[Therefore] the nature of the satisfaction to be made may be easily perceived: the payment of the debt, the appeasing of the divine wrath (by reconciling us with him) and the expiation of guilt (by the endurance of punishment).

Francis Turretin, Institutes, II, pages 418-419.

Shane Lems
Hammond, WI

The Gospel and Daily Humility (Bridges)

 I enjoyed Jerry Bridges’ book, The Blessing of Humility.  It’s a readable discussion of humility based on the Beatitudes.  Chapter ten of this book is called, “The Humility and the Gospel.”  Below are four main points Bridges makes in this chapter.  I’ve summarized them for the sake of space.  The question is this: How does the good news of the gospel help keep us humble every day?

  1. For one thing, it frees us up to be honest with ourselves about our sin.  We can face our sin squarely when we know that it is forgiven.  Even when a particular sin is vile in our eyes – not to mention God’s eyes – we can call it what it is, and thank God for his forgiveness.

  2. The second way the gospel helps us live a life of humility is to show us another person’s sin in light of our own.  To paraphrase and even enlarge on the words of one of the Puritans, the proud person is so busy judging the sins of other people that he or she has no time to see the sins of his or her own heart.  Meanwhile, the humble person is so busy dealing with his or her own sins that he or she has no time to judge the sins  of others.

  3. A third way the gospel helps us walk in humility is that it helps us practice meekness and mercy.  We can only truly appreciate the gospel when we see it through the lens of our sin.  And as we do that, we can forgive the sins of others because we have been forgiven so much.

  4. Fourth, the gospel motivates us to want to live in purity of heart – that is, to have as our supreme goal in life to live no longer for ourselves but Him who redeemed us to be a people for his own possession. …I find myself often praying over a few phrases from the old hymn “My Faith Looks Up to Thee.” ‘Take all my guilt away / O let me from this day / Be wholly Thine!’

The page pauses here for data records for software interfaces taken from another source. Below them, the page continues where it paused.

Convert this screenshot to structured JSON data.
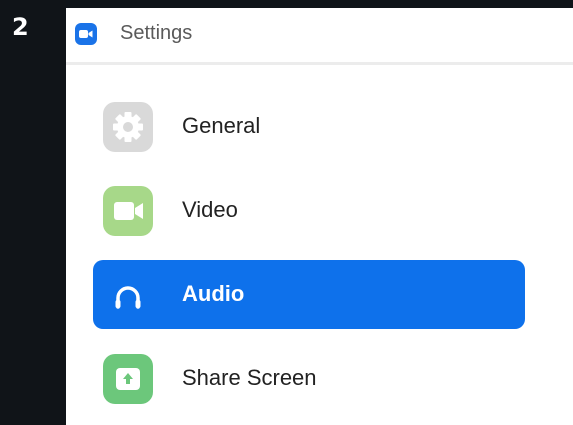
{
  "step": {
    "number": "2"
  },
  "window": {
    "title": "Settings"
  },
  "colors": {
    "accent": "#0e71eb",
    "general_icon": "#d9d9d9",
    "video_icon": "#a7d889",
    "share_icon": "#6cc77b"
  },
  "sidebar": {
    "items": [
      {
        "label": "General",
        "icon": "gear-icon",
        "selected": false
      },
      {
        "label": "Video",
        "icon": "video-camera-icon",
        "selected": false
      },
      {
        "label": "Audio",
        "icon": "headphones-icon",
        "selected": true
      },
      {
        "label": "Share Screen",
        "icon": "share-screen-icon",
        "selected": false
      }
    ]
  }
}
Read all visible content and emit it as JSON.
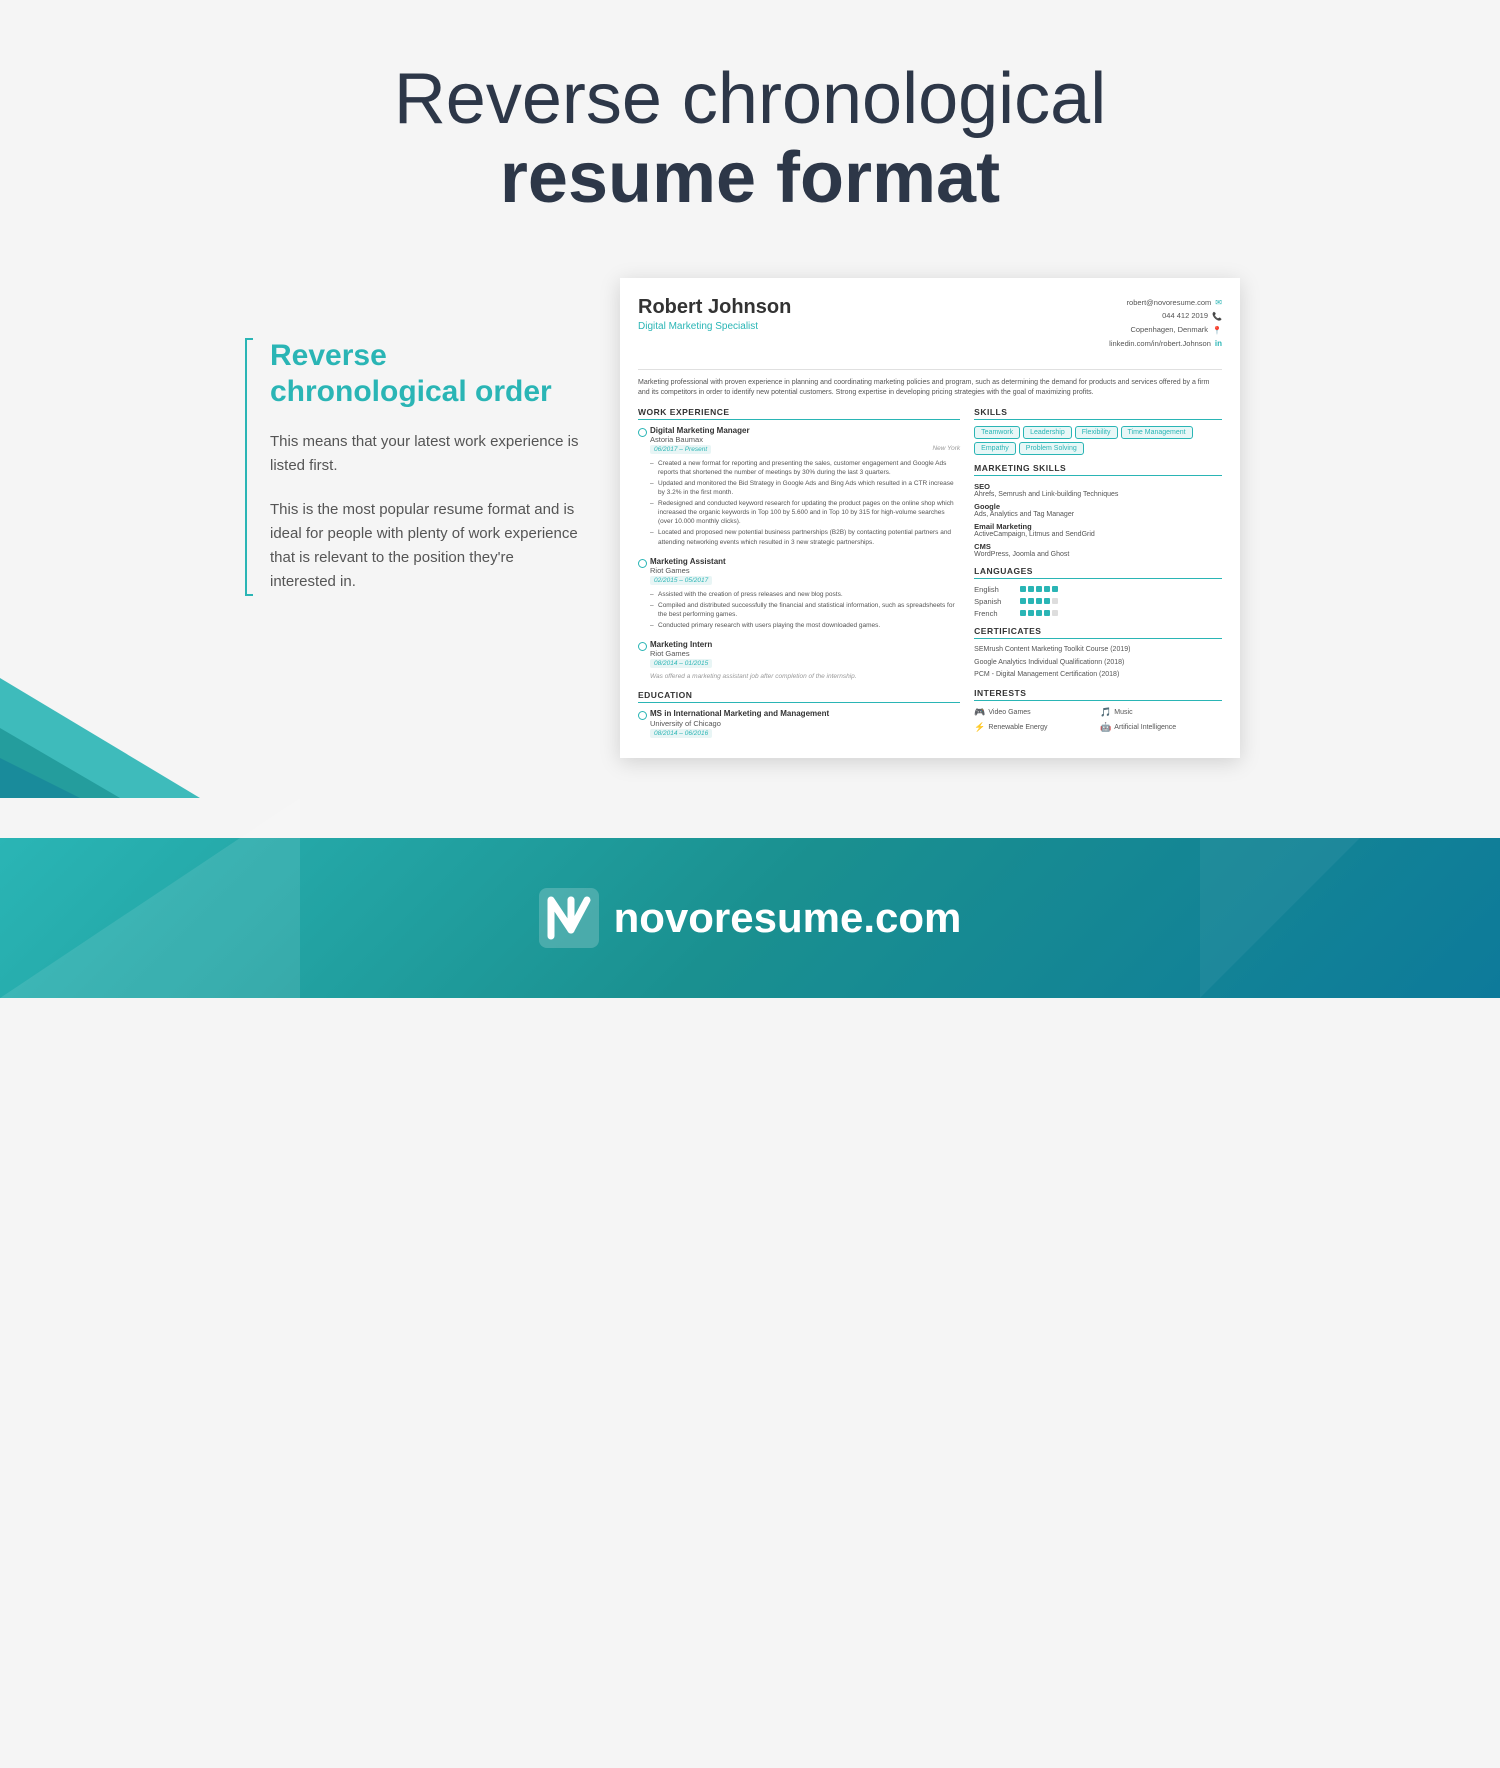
{
  "page": {
    "title_light": "Reverse chronological",
    "title_bold": "resume format"
  },
  "sidebar": {
    "heading": "Reverse chronological order",
    "paragraph1": "This means that your latest work experience is listed first.",
    "paragraph2": "This is the most popular resume format and is ideal for people with plenty of work experience that is relevant to the position they're interested in."
  },
  "resume": {
    "name": "Robert Johnson",
    "title": "Digital Marketing Specialist",
    "contact": {
      "email": "robert@novoresume.com",
      "phone": "044 412 2019",
      "location": "Copenhagen, Denmark",
      "linkedin": "linkedin.com/in/robert.Johnson"
    },
    "summary": "Marketing professional with proven experience in planning and coordinating marketing policies and program, such as determining the demand for products and services offered by a firm and its competitors in order to identify new potential customers. Strong expertise in developing pricing strategies with the goal of maximizing profits.",
    "work_experience": {
      "section_title": "WORK EXPERIENCE",
      "jobs": [
        {
          "title": "Digital Marketing Manager",
          "company": "Astoria Baumax",
          "dates": "06/2017 – Present",
          "location": "New York",
          "bullets": [
            "Created a new format for reporting and presenting the sales, customer engagement and Google Ads reports that shortened the number of meetings by 30% during the last 3 quarters.",
            "Updated and monitored the Bid Strategy in Google Ads and Bing Ads which resulted in a CTR increase by 3.2% in the first month.",
            "Redesigned and conducted keyword research for updating the product pages on the online shop which increased the organic keywords in Top 100 by 5.600 and in Top 10 by 315 for high-volume searches (over 10.000 monthly clicks).",
            "Located and proposed new potential business partnerships (B2B) by contacting potential partners and attending networking events which resulted in 3 new strategic partnerships."
          ]
        },
        {
          "title": "Marketing Assistant",
          "company": "Riot Games",
          "dates": "02/2015 – 05/2017",
          "location": "",
          "bullets": [
            "Assisted with the creation of press releases and new blog posts.",
            "Compiled and distributed successfully the financial and statistical information, such as spreadsheets for the best performing games.",
            "Conducted primary research with users playing the most downloaded games."
          ]
        },
        {
          "title": "Marketing Intern",
          "company": "Riot Games",
          "dates": "08/2014 – 01/2015",
          "location": "",
          "note": "Was offered a marketing assistant job after completion of the internship.",
          "bullets": []
        }
      ]
    },
    "education": {
      "section_title": "EDUCATION",
      "items": [
        {
          "degree": "MS in International Marketing and Management",
          "school": "University of Chicago",
          "dates": "08/2014 – 06/2016"
        }
      ]
    },
    "skills": {
      "section_title": "SKILLS",
      "tags": [
        "Teamwork",
        "Leadership",
        "Flexibility",
        "Time Management",
        "Empathy",
        "Problem Solving"
      ]
    },
    "marketing_skills": {
      "section_title": "MARKETING SKILLS",
      "items": [
        {
          "title": "SEO",
          "desc": "Ahrefs, Semrush and Link-building Techniques"
        },
        {
          "title": "Google",
          "desc": "Ads, Analytics and Tag Manager"
        },
        {
          "title": "Email Marketing",
          "desc": "ActiveCampaign, Litmus and SendGrid"
        },
        {
          "title": "CMS",
          "desc": "WordPress, Joomla and Ghost"
        }
      ]
    },
    "languages": {
      "section_title": "LANGUAGES",
      "items": [
        {
          "name": "English",
          "level": 5
        },
        {
          "name": "Spanish",
          "level": 4
        },
        {
          "name": "French",
          "level": 4
        }
      ]
    },
    "certificates": {
      "section_title": "CERTIFICATES",
      "items": [
        "SEMrush Content Marketing Toolkit Course (2019)",
        "Google Analytics Individual Qualificationn (2018)",
        "PCM - Digital Management Certification (2018)"
      ]
    },
    "interests": {
      "section_title": "INTERESTS",
      "items": [
        {
          "icon": "🎮",
          "label": "Video Games"
        },
        {
          "icon": "🎵",
          "label": "Music"
        },
        {
          "icon": "⚡",
          "label": "Renewable Energy"
        },
        {
          "icon": "🤖",
          "label": "Artificial Intelligence"
        }
      ]
    }
  },
  "footer": {
    "brand": "novoresume.com"
  }
}
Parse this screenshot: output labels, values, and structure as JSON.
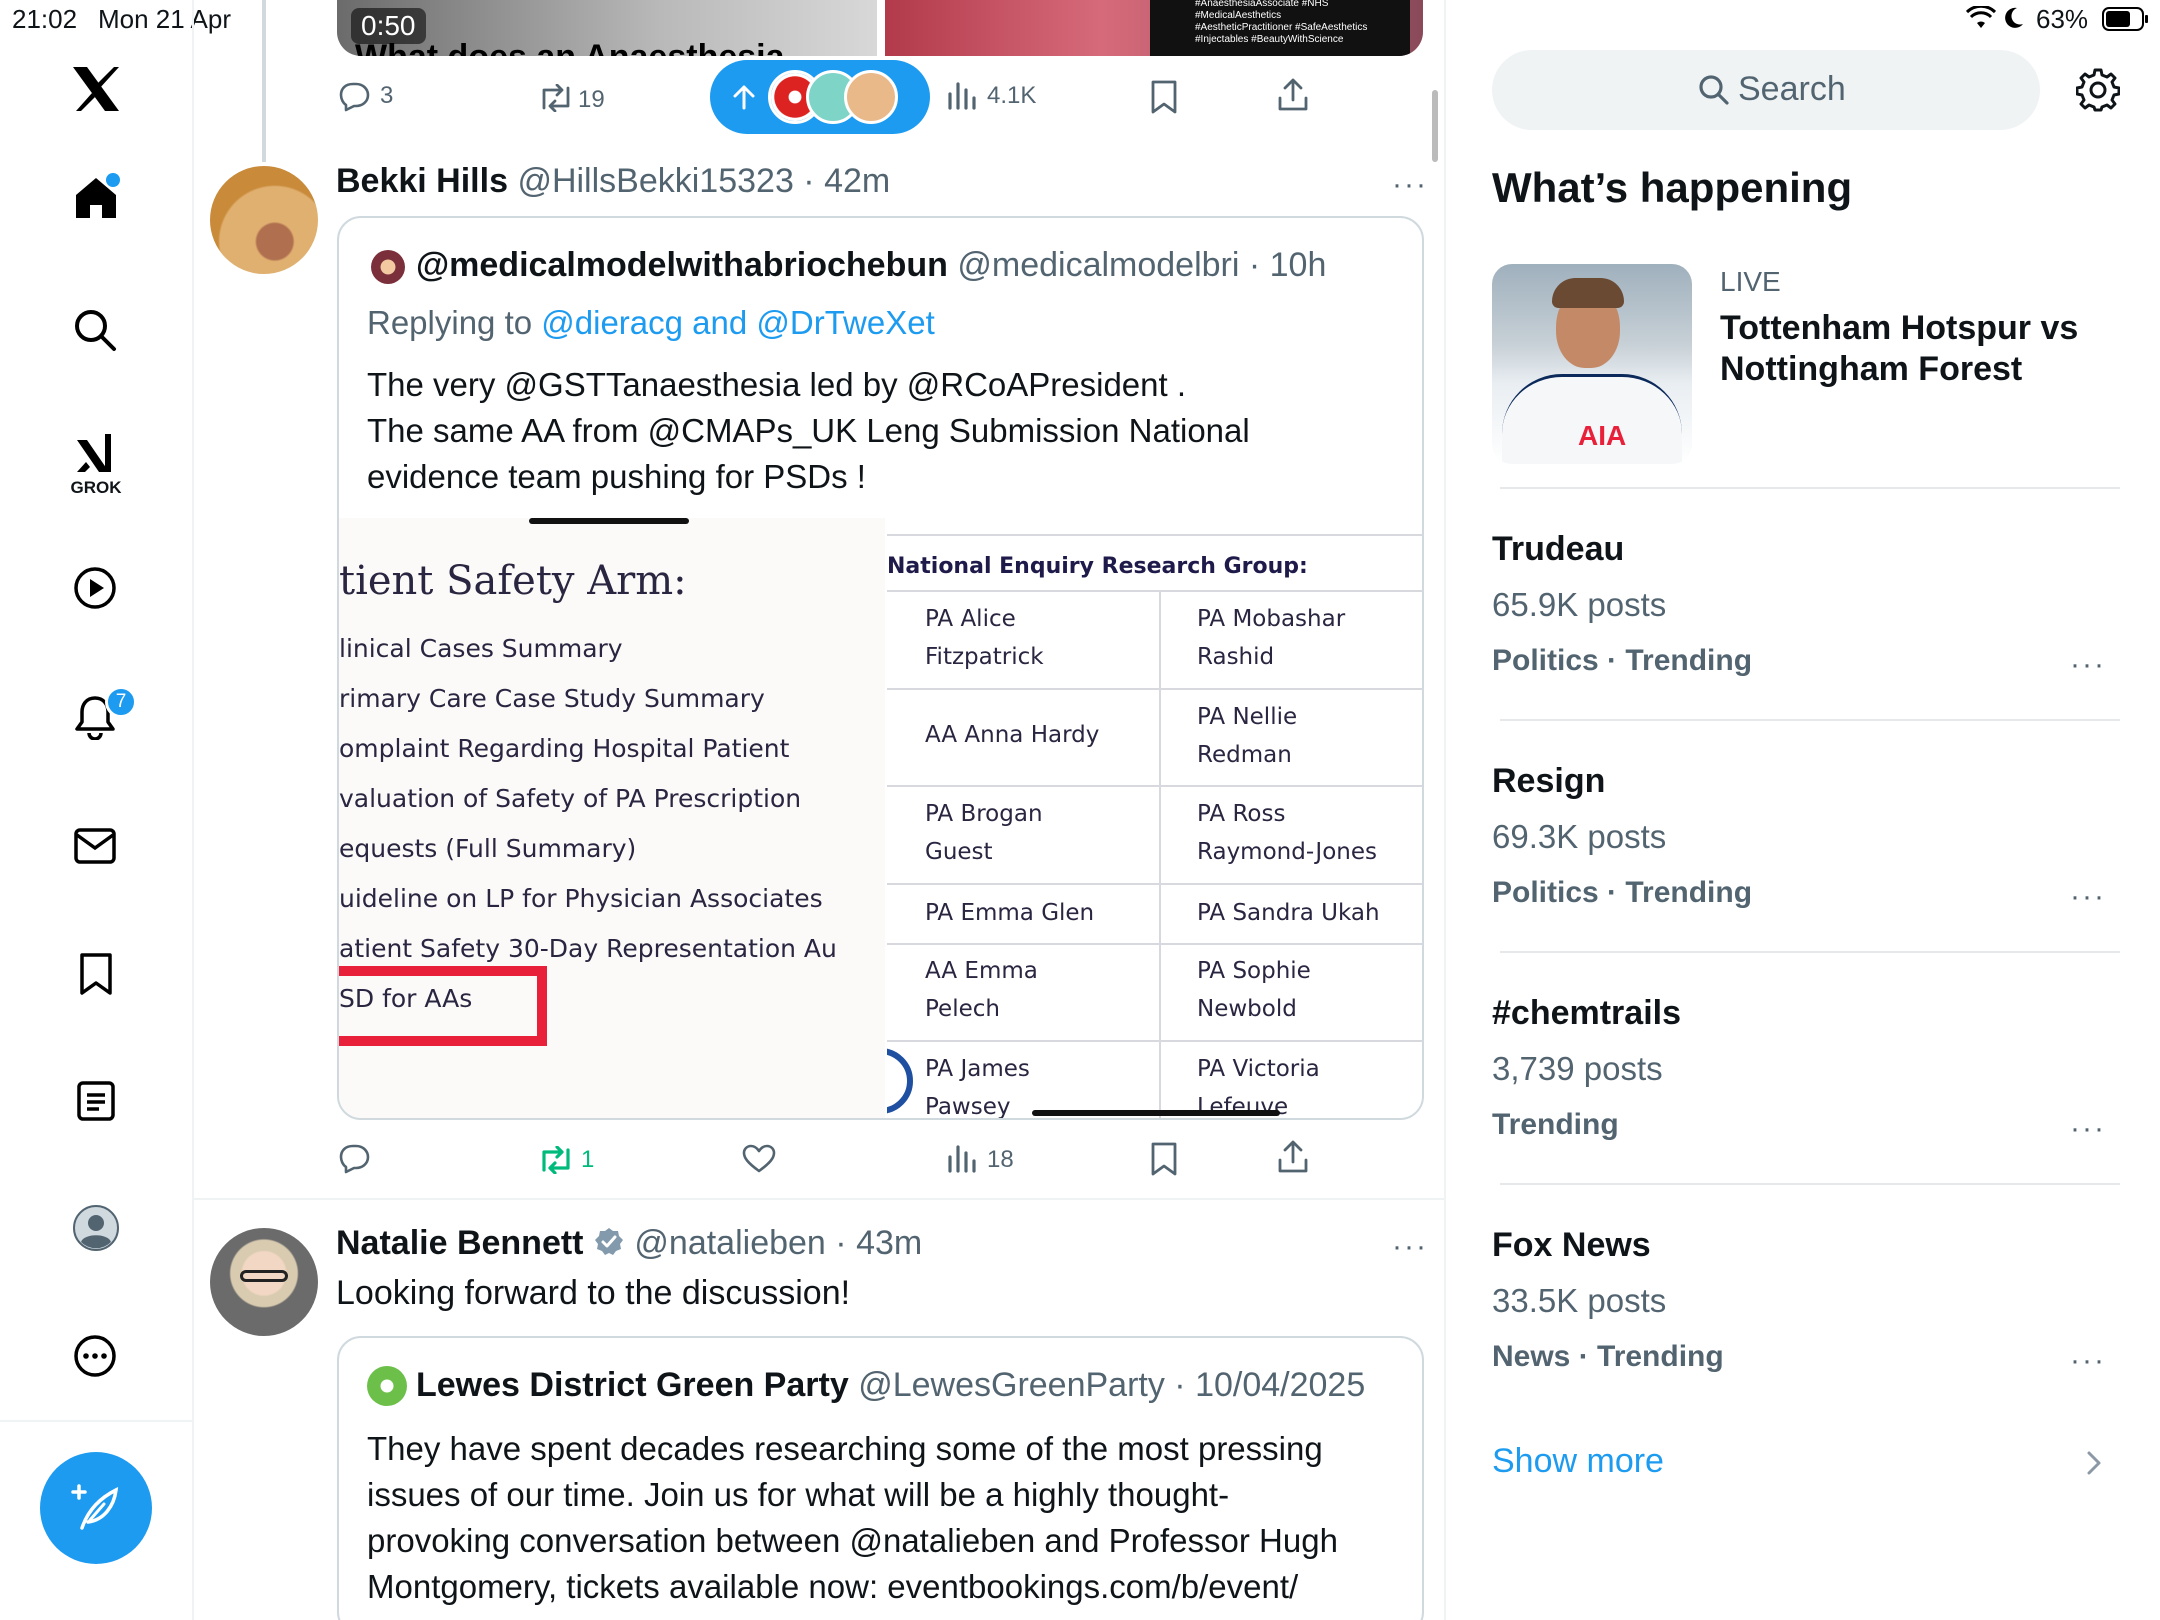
{
  "status_bar": {
    "time": "21:02",
    "date": "Mon 21 Apr",
    "battery": "63%"
  },
  "nav": {
    "items": [
      {
        "name": "x-logo"
      },
      {
        "name": "home"
      },
      {
        "name": "search"
      },
      {
        "name": "grok",
        "label": "GROK"
      },
      {
        "name": "videos"
      },
      {
        "name": "notifications",
        "badge": "7"
      },
      {
        "name": "messages"
      },
      {
        "name": "bookmarks"
      },
      {
        "name": "lists"
      },
      {
        "name": "profile"
      },
      {
        "name": "more"
      },
      {
        "name": "compose"
      }
    ]
  },
  "top_post": {
    "video_duration": "0:50",
    "video_caption": "What does an Anaesthesia...",
    "thumb_hashtags": [
      "#AnaesthesiaAssociate #NHS",
      "#MedicalAesthetics",
      "#AestheticPractitioner #SafeAesthetics",
      "#Injectables #BeautyWithScience"
    ],
    "replies": "3",
    "reposts": "19",
    "views": "4.1K"
  },
  "post1": {
    "author": "Bekki Hills",
    "handle": "@HillsBekki15323",
    "time": "42m",
    "quoted": {
      "author": "@medicalmodelwithabriochebun",
      "handle": "@medicalmodelbri",
      "time": "10h",
      "replying_prefix": "Replying to ",
      "replying_to": "@dieracg and @DrTweXet",
      "text_lines": [
        "The very @GSTTanaesthesia led by @RCoAPresident .",
        "The same AA from @CMAPs_UK Leng Submission National",
        "evidence team pushing for PSDs !"
      ],
      "doc_heading": "tient Safety Arm:",
      "doc_items": [
        "linical Cases Summary",
        "rimary Care Case Study Summary",
        "omplaint Regarding Hospital Patient",
        "valuation of Safety of PA Prescription",
        "equests (Full Summary)",
        "uideline on LP for Physician Associates",
        "atient Safety 30-Day Representation Au",
        "SD for AAs"
      ],
      "table_title": "National Enquiry Research Group:",
      "table_rows": [
        [
          "PA Alice\nFitzpatrick",
          "PA Mobashar\nRashid"
        ],
        [
          "AA Anna Hardy",
          "PA Nellie\nRedman"
        ],
        [
          "PA Brogan\nGuest",
          "PA Ross\nRaymond-Jones"
        ],
        [
          "PA Emma Glen",
          "PA Sandra Ukah"
        ],
        [
          "AA Emma\nPelech",
          "PA Sophie\nNewbold"
        ],
        [
          "PA James\nPawsey",
          "PA Victoria\nLefeuve"
        ]
      ]
    },
    "reposts": "1",
    "views": "18"
  },
  "post2": {
    "author": "Natalie Bennett",
    "handle": "@natalieben",
    "time": "43m",
    "text": "Looking forward to the discussion!",
    "quoted": {
      "author": "Lewes District Green Party",
      "handle": "@LewesGreenParty",
      "date": "10/04/2025",
      "text_lines": [
        "They have spent decades researching some of the most pressing",
        "issues of our time. Join us for what will be a highly thought-",
        "provoking conversation between @natalieben and Professor Hugh",
        "Montgomery, tickets available now: eventbookings.com/b/event/"
      ]
    }
  },
  "sidebar": {
    "search_placeholder": "Search",
    "heading": "What’s happening",
    "live": {
      "label": "LIVE",
      "title_lines": [
        "Tottenham Hotspur vs",
        "Nottingham Forest"
      ],
      "shirt_text": "AIA"
    },
    "trends": [
      {
        "title": "Trudeau",
        "count": "65.9K posts",
        "category": "Politics · Trending"
      },
      {
        "title": "Resign",
        "count": "69.3K posts",
        "category": "Politics · Trending"
      },
      {
        "title": "#chemtrails",
        "count": "3,739 posts",
        "category": "Trending"
      },
      {
        "title": "Fox News",
        "count": "33.5K posts",
        "category": "News · Trending"
      }
    ],
    "show_more": "Show more"
  },
  "colors": {
    "accent": "#1d9bf0",
    "repost_active": "#00ba7c",
    "highlight_box": "#e8203a"
  }
}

In summary, I would say that it is impossible to truly walk in humility without to some degree appropriating the truth of the gospel every day.

Jerry Bridges, The Blessing of Humility, p. 86-88.

Shane Lems
Hammond, WI, 54015